Joseph Voynik, 17, of Flowood, Mississippi, a senior at Jackson Preparatory School, worked for four years and raised more than $600,000 to construct a fully accessible baseball field so that children with disabilities could experience the joy of playing America’s national pastime. Joseph has always been aware of the obstacles faced by people with disabilities; when his mother was in high school, a car accident paralyzed her from the waist down. “I noticed that people with disabilities often do not have the same opportunities as the able-bodied,” Joseph said. While watching a major league baseball game on TV in 2014, he saw a commercial about the Miracle League. “It was the first time I had ever seen children with disabilities experience the joy and excitement of playing baseball on an accessible field,” he said. Joseph immediately wanted to get involved, but soon discovered that there was not a single fully accessible field in Mississippi for players with disabilities. So he decided he would build one.

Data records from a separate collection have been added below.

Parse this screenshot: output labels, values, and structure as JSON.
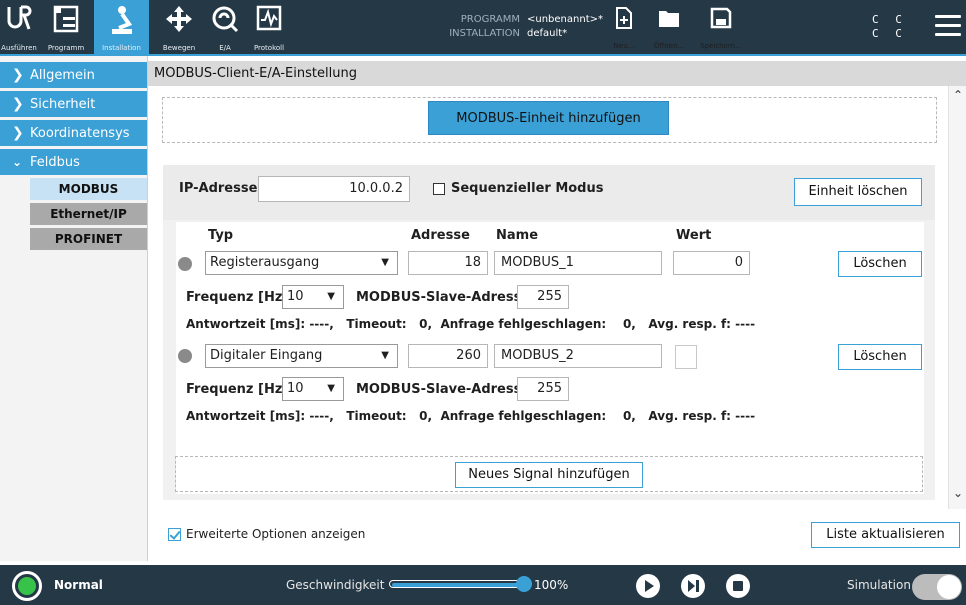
{
  "topbar": {
    "tabs": [
      {
        "label": "Ausführen",
        "icon": "ur-logo-icon"
      },
      {
        "label": "Programm",
        "icon": "program-icon"
      },
      {
        "label": "Installation",
        "icon": "installation-icon",
        "active": true
      }
    ],
    "tools": [
      {
        "label": "Bewegen",
        "icon": "move-icon"
      },
      {
        "label": "E/A",
        "icon": "io-icon"
      },
      {
        "label": "Protokoll",
        "icon": "log-icon"
      }
    ],
    "program_label": "PROGRAMM",
    "program_value": "<unbenannt>*",
    "installation_label": "INSTALLATION",
    "installation_value": "default*",
    "file_buttons": [
      {
        "label": "Neu...",
        "icon": "new-file-icon"
      },
      {
        "label": "Öffnen...",
        "icon": "folder-icon"
      },
      {
        "label": "Speichern...",
        "icon": "save-icon"
      }
    ],
    "cc_lines": [
      "C C",
      "C C"
    ]
  },
  "sidebar": {
    "items": [
      {
        "label": "Allgemein",
        "expanded": false
      },
      {
        "label": "Sicherheit",
        "expanded": false
      },
      {
        "label": "Koordinatensys",
        "expanded": false
      },
      {
        "label": "Feldbus",
        "expanded": true
      }
    ],
    "subitems": [
      {
        "label": "MODBUS",
        "active": true
      },
      {
        "label": "Ethernet/IP",
        "active": false
      },
      {
        "label": "PROFINET",
        "active": false
      }
    ]
  },
  "main": {
    "title": "MODBUS-Client-E/A-Einstellung",
    "add_unit_label": "MODBUS-Einheit hinzufügen",
    "unit": {
      "ip_label": "IP-Adresse",
      "ip_value": "10.0.0.2",
      "sequential_label": "Sequenzieller Modus",
      "sequential_checked": false,
      "delete_unit_label": "Einheit löschen",
      "columns": {
        "type": "Typ",
        "address": "Adresse",
        "name": "Name",
        "value": "Wert"
      },
      "signals": [
        {
          "type": "Registerausgang",
          "address": "18",
          "name": "MODBUS_1",
          "value": "0",
          "delete_label": "Löschen",
          "freq_label": "Frequenz [Hz]",
          "freq_value": "10",
          "slave_label": "MODBUS-Slave-Adresse",
          "slave_value": "255",
          "stats": {
            "response_label": "Antwortzeit [ms]:",
            "response_value": "----,",
            "timeout_label": "Timeout:",
            "timeout_value": "0,",
            "failed_label": "Anfrage fehlgeschlagen:",
            "failed_value": "0,",
            "avg_label": "Avg. resp. f:",
            "avg_value": "----"
          }
        },
        {
          "type": "Digitaler Eingang",
          "address": "260",
          "name": "MODBUS_2",
          "value": "",
          "delete_label": "Löschen",
          "freq_label": "Frequenz [Hz]",
          "freq_value": "10",
          "slave_label": "MODBUS-Slave-Adresse",
          "slave_value": "255",
          "stats": {
            "response_label": "Antwortzeit [ms]:",
            "response_value": "----,",
            "timeout_label": "Timeout:",
            "timeout_value": "0,",
            "failed_label": "Anfrage fehlgeschlagen:",
            "failed_value": "0,",
            "avg_label": "Avg. resp. f:",
            "avg_value": "----"
          }
        }
      ],
      "add_signal_label": "Neues Signal hinzufügen"
    },
    "advanced_label": "Erweiterte Optionen anzeigen",
    "advanced_checked": true,
    "refresh_label": "Liste aktualisieren"
  },
  "bottombar": {
    "status": "Normal",
    "speed_label": "Geschwindigkeit",
    "speed_value": "100%",
    "speed_fraction": 1.0,
    "simulation_label": "Simulation",
    "simulation_on": false
  },
  "colors": {
    "accent": "#3aa0d6",
    "topbar_bg": "#253846",
    "status_ok": "#37c24a"
  }
}
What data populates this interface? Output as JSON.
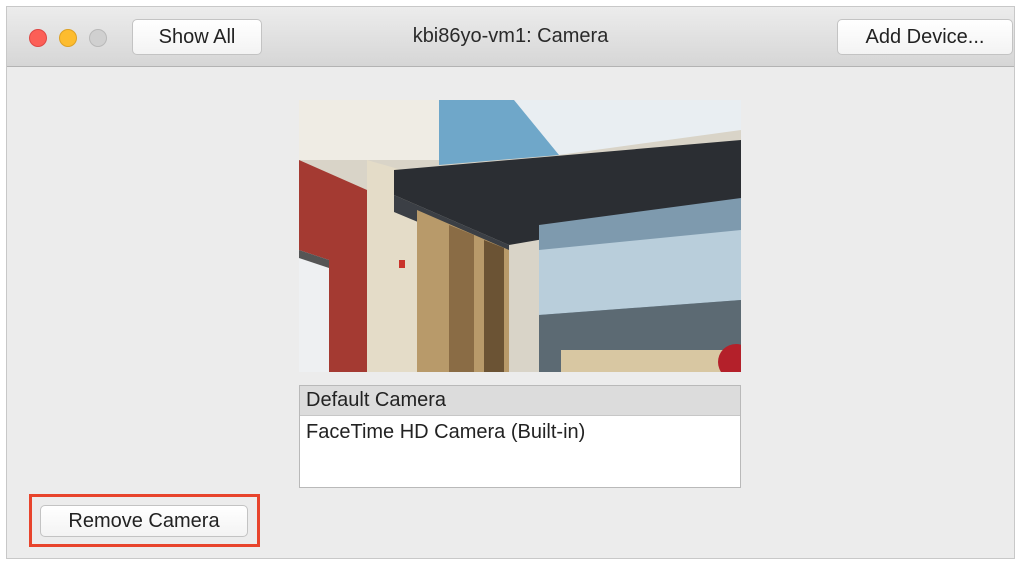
{
  "window": {
    "title": "kbi86yo-vm1: Camera",
    "show_all_label": "Show All",
    "add_device_label": "Add Device..."
  },
  "camera_preview": {
    "description": "live-camera-feed"
  },
  "device_list": {
    "header": "Default Camera",
    "items": [
      "FaceTime HD Camera (Built-in)"
    ]
  },
  "actions": {
    "remove_camera_label": "Remove Camera"
  },
  "colors": {
    "highlight_border": "#e8442c",
    "close": "#fc5f57",
    "minimize": "#fdbc2e",
    "zoom_disabled": "#d0d0d0"
  },
  "icons": [
    "close-icon",
    "minimize-icon",
    "zoom-icon"
  ]
}
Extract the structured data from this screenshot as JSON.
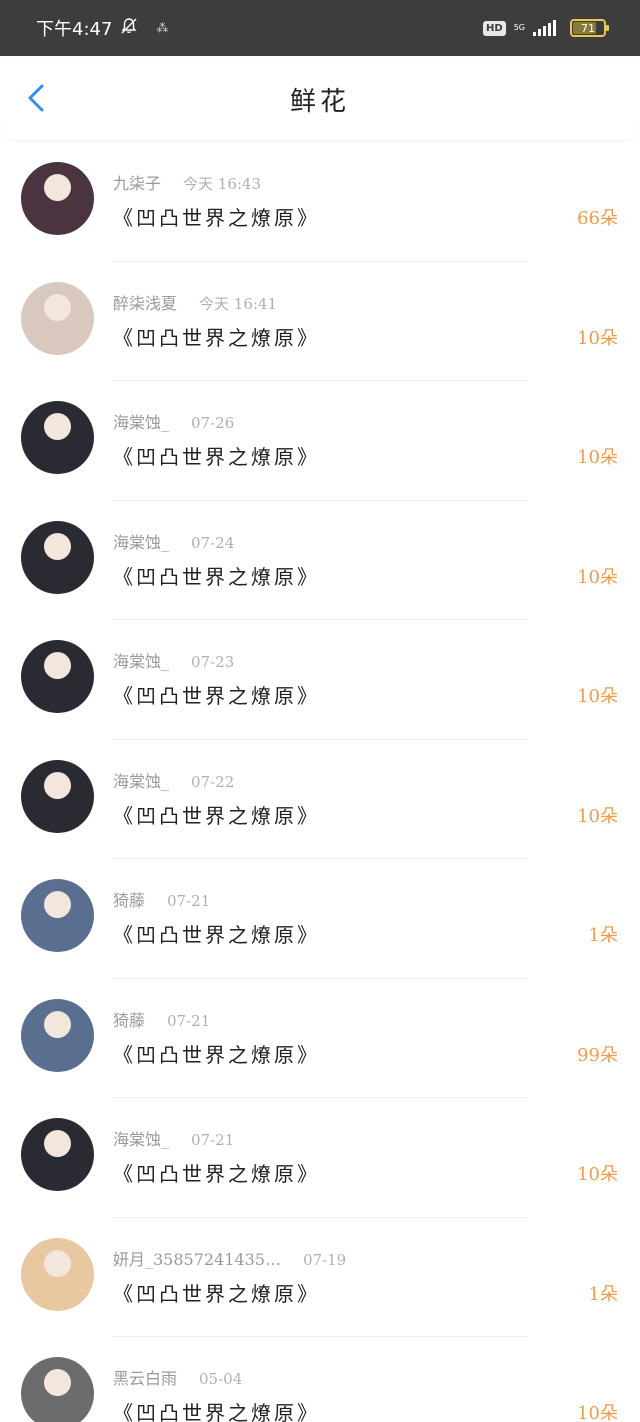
{
  "status_bar": {
    "time": "下午4:47",
    "hd": "HD",
    "network": "5G",
    "battery": "71",
    "battery_level": 0.71
  },
  "header": {
    "title": "鲜花",
    "back_icon": "chevron-left-icon",
    "accent_color": "#2f8fe8"
  },
  "items": [
    {
      "user": "九柒子",
      "time": "今天 16:43",
      "book": "《凹凸世界之燎原》",
      "count": "66朵",
      "avatar_color": "#4a3440"
    },
    {
      "user": "醉柒浅夏",
      "time": "今天 16:41",
      "book": "《凹凸世界之燎原》",
      "count": "10朵",
      "avatar_color": "#d9c8be"
    },
    {
      "user": "海棠蚀_",
      "time": "07-26",
      "book": "《凹凸世界之燎原》",
      "count": "10朵",
      "avatar_color": "#2a2a32"
    },
    {
      "user": "海棠蚀_",
      "time": "07-24",
      "book": "《凹凸世界之燎原》",
      "count": "10朵",
      "avatar_color": "#2a2a32"
    },
    {
      "user": "海棠蚀_",
      "time": "07-23",
      "book": "《凹凸世界之燎原》",
      "count": "10朵",
      "avatar_color": "#2a2a32"
    },
    {
      "user": "海棠蚀_",
      "time": "07-22",
      "book": "《凹凸世界之燎原》",
      "count": "10朵",
      "avatar_color": "#2a2a32"
    },
    {
      "user": "猗藤",
      "time": "07-21",
      "book": "《凹凸世界之燎原》",
      "count": "1朵",
      "avatar_color": "#5a6f8f"
    },
    {
      "user": "猗藤",
      "time": "07-21",
      "book": "《凹凸世界之燎原》",
      "count": "99朵",
      "avatar_color": "#5a6f8f"
    },
    {
      "user": "海棠蚀_",
      "time": "07-21",
      "book": "《凹凸世界之燎原》",
      "count": "10朵",
      "avatar_color": "#2a2a32"
    },
    {
      "user": "妍月_35857241435…",
      "time": "07-19",
      "book": "《凹凸世界之燎原》",
      "count": "1朵",
      "avatar_color": "#e8c8a0"
    },
    {
      "user": "黑云白雨",
      "time": "05-04",
      "book": "《凹凸世界之燎原》",
      "count": "10朵",
      "avatar_color": "#6c6c6c"
    }
  ],
  "colors": {
    "count": "#ef9b4c",
    "title": "#222222",
    "meta": "#9a9a9a"
  }
}
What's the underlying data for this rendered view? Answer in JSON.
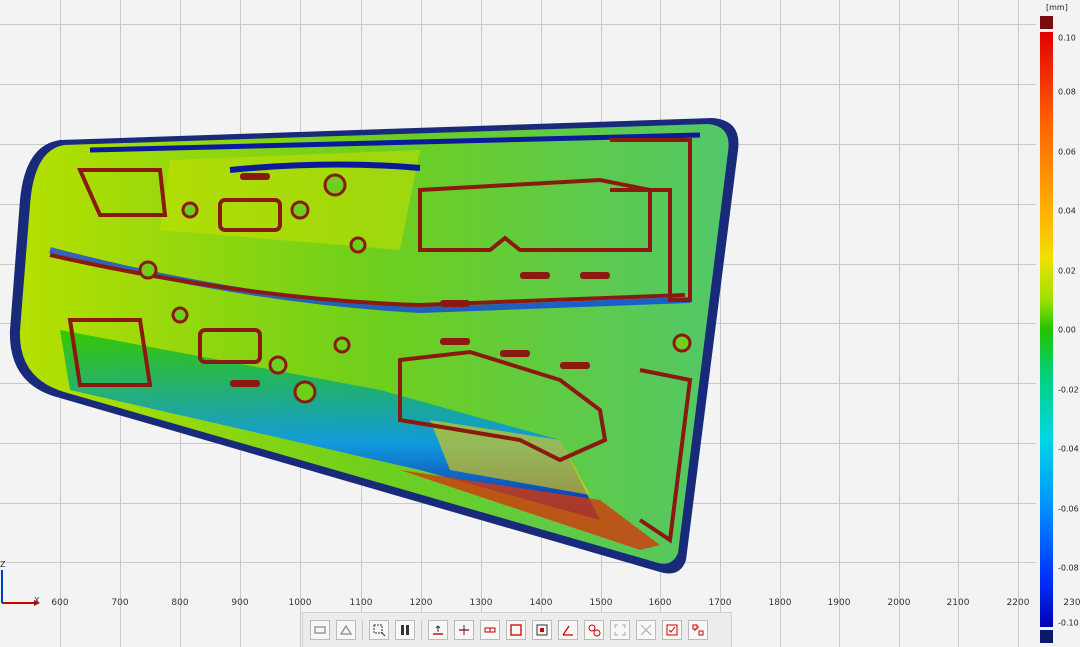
{
  "x_axis": {
    "ticks": [
      "600",
      "700",
      "800",
      "900",
      "1000",
      "1100",
      "1200",
      "1300",
      "1400",
      "1500",
      "1600",
      "1700",
      "1800",
      "1900",
      "2000",
      "2100",
      "2200",
      "230"
    ]
  },
  "axes_indicator": {
    "x_label": "X",
    "z_label": "Z"
  },
  "color_scale": {
    "unit": "[mm]",
    "labels": [
      "0.10",
      "0.08",
      "0.06",
      "0.04",
      "0.02",
      "0.00",
      "-0.02",
      "-0.04",
      "-0.06",
      "-0.08",
      "-0.10"
    ],
    "over_color": "#7a0c0c",
    "under_color": "#0a1a6a",
    "gradient_colors": [
      "#e10000",
      "#ff6000",
      "#ffb000",
      "#f0e000",
      "#a0e000",
      "#22c400",
      "#00d080",
      "#00d8e0",
      "#0090ff",
      "#0030ff",
      "#0000b0"
    ]
  },
  "part": {
    "description": "deviation color map of molded tray part",
    "base_color": "#6ecf1c",
    "feature_color": "#8a1a10",
    "rim_color": "#1a2a7a"
  },
  "toolbar": {
    "buttons": [
      {
        "icon": "view-front-icon"
      },
      {
        "icon": "view-iso-icon"
      },
      {
        "icon": "select-box-icon"
      },
      {
        "icon": "section-icon"
      },
      {
        "icon": "align-up-icon"
      },
      {
        "icon": "align-mid-icon"
      },
      {
        "icon": "measure-icon"
      },
      {
        "icon": "rectangle-icon"
      },
      {
        "icon": "zoom-region-icon"
      },
      {
        "icon": "angle-icon"
      },
      {
        "icon": "circle-link-icon"
      },
      {
        "icon": "fit-icon"
      },
      {
        "icon": "frame-icon"
      },
      {
        "icon": "check-icon"
      },
      {
        "icon": "report-icon"
      }
    ]
  }
}
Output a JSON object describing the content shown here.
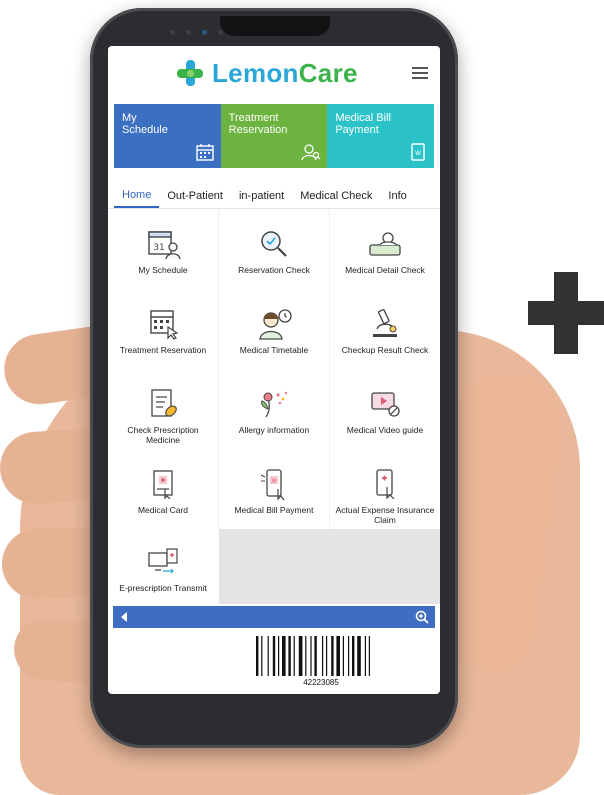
{
  "app": {
    "logo_lemon": "Lemon",
    "logo_care": "Care"
  },
  "banners": [
    {
      "line1": "My",
      "line2": "Schedule",
      "icon": "calendar-icon",
      "color": "#3a6fc2"
    },
    {
      "line1": "Treatment",
      "line2": "Reservation",
      "icon": "user-search-icon",
      "color": "#6db33f"
    },
    {
      "line1": "Medical Bill",
      "line2": "Payment",
      "icon": "bill-icon",
      "color": "#2cc3c8"
    }
  ],
  "tabs": [
    "Home",
    "Out-Patient",
    "in-patient",
    "Medical Check",
    "Info"
  ],
  "active_tab": "Home",
  "menu": [
    {
      "label": "My Schedule",
      "icon": "calendar-user-icon"
    },
    {
      "label": "Reservation Check",
      "icon": "search-check-icon"
    },
    {
      "label": "Medical Detail Check",
      "icon": "patient-bed-icon"
    },
    {
      "label": "Treatment Reservation",
      "icon": "calendar-click-icon"
    },
    {
      "label": "Medical Timetable",
      "icon": "doctor-clock-icon"
    },
    {
      "label": "Checkup Result Check",
      "icon": "microscope-icon"
    },
    {
      "label": "Check Prescription Medicine",
      "icon": "prescription-icon"
    },
    {
      "label": "Allergy information",
      "icon": "allergy-flower-icon"
    },
    {
      "label": "Medical Video guide",
      "icon": "video-play-icon"
    },
    {
      "label": "Medical Card",
      "icon": "medical-card-icon"
    },
    {
      "label": "Medical Bill Payment",
      "icon": "phone-bill-icon"
    },
    {
      "label": "Actual Expense Insurance Claim",
      "icon": "phone-insurance-icon"
    },
    {
      "label": "E-prescription Transmit",
      "icon": "computer-transmit-icon"
    }
  ],
  "barcode": {
    "number": "42223085"
  },
  "colors": {
    "accent": "#2f64bf",
    "lemon": "#2aa7d6",
    "care": "#3bb24a",
    "blue_bar": "#3f6dc2"
  }
}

Joseph first shared his idea with classmates at school, who helped organize a one-mile run that raised $10,000 for his cause. With his parents’ help, he established the Miracle League of Central Mississippi, a 501(c)(3) nonprofit, and then persuaded a neighboring town to provide a site. Over the next few years, Joseph solicited donations from businesses and foundations and promoted his project via a website and social media. After raising hundreds of thousands of dollars, he helped plan and oversee the construction of the field itself, with a rubberized surface and wheelchair-accessible dugouts. Mississippi’s first Miracle League baseball field opened on April 20, 2018, and hosted six teams in its first season. “I believe this field and league of players has opened the hearts and eyes of many in the community to see all that these disabled players can accomplish when given the opportunity,” said Joseph.